Aim of the exercise -> Return every line of the listing below so that it matches the original exactly.

____

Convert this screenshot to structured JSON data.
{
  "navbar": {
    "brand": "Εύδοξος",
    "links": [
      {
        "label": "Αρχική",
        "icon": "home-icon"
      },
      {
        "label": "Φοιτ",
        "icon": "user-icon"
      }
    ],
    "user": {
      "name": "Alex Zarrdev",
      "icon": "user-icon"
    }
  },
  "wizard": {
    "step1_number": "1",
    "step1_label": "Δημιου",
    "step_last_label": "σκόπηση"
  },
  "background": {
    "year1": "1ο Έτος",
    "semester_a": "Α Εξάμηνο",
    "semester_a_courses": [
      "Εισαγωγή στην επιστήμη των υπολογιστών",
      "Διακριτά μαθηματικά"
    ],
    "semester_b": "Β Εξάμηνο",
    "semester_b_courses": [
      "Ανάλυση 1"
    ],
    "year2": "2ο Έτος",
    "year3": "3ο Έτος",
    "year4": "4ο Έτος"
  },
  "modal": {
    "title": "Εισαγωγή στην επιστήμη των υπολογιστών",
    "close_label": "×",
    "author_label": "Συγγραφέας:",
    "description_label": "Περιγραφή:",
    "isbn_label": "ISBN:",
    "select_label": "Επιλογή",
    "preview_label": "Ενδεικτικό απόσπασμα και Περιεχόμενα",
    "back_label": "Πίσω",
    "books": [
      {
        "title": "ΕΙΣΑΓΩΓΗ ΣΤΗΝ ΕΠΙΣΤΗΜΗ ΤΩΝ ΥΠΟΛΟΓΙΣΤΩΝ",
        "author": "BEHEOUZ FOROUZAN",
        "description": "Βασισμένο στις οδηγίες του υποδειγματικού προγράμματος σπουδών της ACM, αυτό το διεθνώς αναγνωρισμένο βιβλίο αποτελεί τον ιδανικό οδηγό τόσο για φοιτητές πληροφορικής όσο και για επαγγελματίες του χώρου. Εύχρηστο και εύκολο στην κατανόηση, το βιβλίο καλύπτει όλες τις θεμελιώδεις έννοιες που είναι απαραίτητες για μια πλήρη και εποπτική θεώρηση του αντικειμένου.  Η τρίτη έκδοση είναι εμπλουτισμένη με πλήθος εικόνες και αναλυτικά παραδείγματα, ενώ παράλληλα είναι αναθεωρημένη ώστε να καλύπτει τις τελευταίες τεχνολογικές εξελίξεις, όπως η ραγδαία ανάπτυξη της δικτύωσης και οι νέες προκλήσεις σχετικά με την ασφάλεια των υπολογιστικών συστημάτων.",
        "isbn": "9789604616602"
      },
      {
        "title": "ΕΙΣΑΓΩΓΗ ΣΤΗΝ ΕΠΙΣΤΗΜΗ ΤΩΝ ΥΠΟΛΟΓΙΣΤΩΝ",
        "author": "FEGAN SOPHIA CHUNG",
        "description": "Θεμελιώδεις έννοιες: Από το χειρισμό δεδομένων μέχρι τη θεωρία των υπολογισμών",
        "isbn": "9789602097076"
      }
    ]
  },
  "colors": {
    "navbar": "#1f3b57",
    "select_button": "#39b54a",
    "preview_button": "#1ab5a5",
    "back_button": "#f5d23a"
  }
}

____

Answer section ->
Convert this screenshot to structured JSON data.
{
  "navbar": {
    "brand": "Εύδοξος",
    "links": [
      {
        "label": "Αρχική",
        "icon": "home-icon"
      },
      {
        "label": "Φοιτ",
        "icon": "user-icon"
      }
    ],
    "user": {
      "name": "Alex Zarrdev",
      "icon": "user-icon"
    }
  },
  "wizard": {
    "step1_number": "1",
    "step1_label": "Δημιου",
    "step_last_label": "σκόπηση"
  },
  "background": {
    "year1": "1ο Έτος",
    "semester_a": "Α Εξάμηνο",
    "semester_a_courses": [
      "Εισαγωγή στην επιστήμη των υπολογιστών",
      "Διακριτά μαθηματικά"
    ],
    "semester_b": "Β Εξάμηνο",
    "semester_b_courses": [
      "Ανάλυση 1"
    ],
    "year2": "2ο Έτος",
    "year3": "3ο Έτος",
    "year4": "4ο Έτος"
  },
  "modal": {
    "title": "Εισαγωγή στην επιστήμη των υπολογιστών",
    "close_label": "×",
    "author_label": "Συγγραφέας:",
    "description_label": "Περιγραφή:",
    "isbn_label": "ISBN:",
    "select_label": "Επιλογή",
    "preview_label": "Ενδεικτικό απόσπασμα και Περιεχόμενα",
    "back_label": "Πίσω",
    "books": [
      {
        "title": "ΕΙΣΑΓΩΓΗ ΣΤΗΝ ΕΠΙΣΤΗΜΗ ΤΩΝ ΥΠΟΛΟΓΙΣΤΩΝ",
        "author": "BEHEOUZ FOROUZAN",
        "description": "Βασισμένο στις οδηγίες του υποδειγματικού προγράμματος σπουδών της ACM, αυτό το διεθνώς αναγνωρισμένο βιβλίο αποτελεί τον ιδανικό οδηγό τόσο για φοιτητές πληροφορικής όσο και για επαγγελματίες του χώρου. Εύχρηστο και εύκολο στην κατανόηση, το βιβλίο καλύπτει όλες τις θεμελιώδεις έννοιες που είναι απαραίτητες για μια πλήρη και εποπτική θεώρηση του αντικειμένου.  Η τρίτη έκδοση είναι εμπλουτισμένη με πλήθος εικόνες και αναλυτικά παραδείγματα, ενώ παράλληλα είναι αναθεωρημένη ώστε να καλύπτει τις τελευταίες τεχνολογικές εξελίξεις, όπως η ραγδαία ανάπτυξη της δικτύωσης και οι νέες προκλήσεις σχετικά με την ασφάλεια των υπολογιστικών συστημάτων.",
        "isbn": "9789604616602"
      },
      {
        "title": "ΕΙΣΑΓΩΓΗ ΣΤΗΝ ΕΠΙΣΤΗΜΗ ΤΩΝ ΥΠΟΛΟΓΙΣΤΩΝ",
        "author": "FEGAN SOPHIA CHUNG",
        "description": "Θεμελιώδεις έννοιες: Από το χειρισμό δεδομένων μέχρι τη θεωρία των υπολογισμών",
        "isbn": "9789602097076"
      }
    ]
  },
  "colors": {
    "navbar": "#1f3b57",
    "select_button": "#39b54a",
    "preview_button": "#1ab5a5",
    "back_button": "#f5d23a"
  }
}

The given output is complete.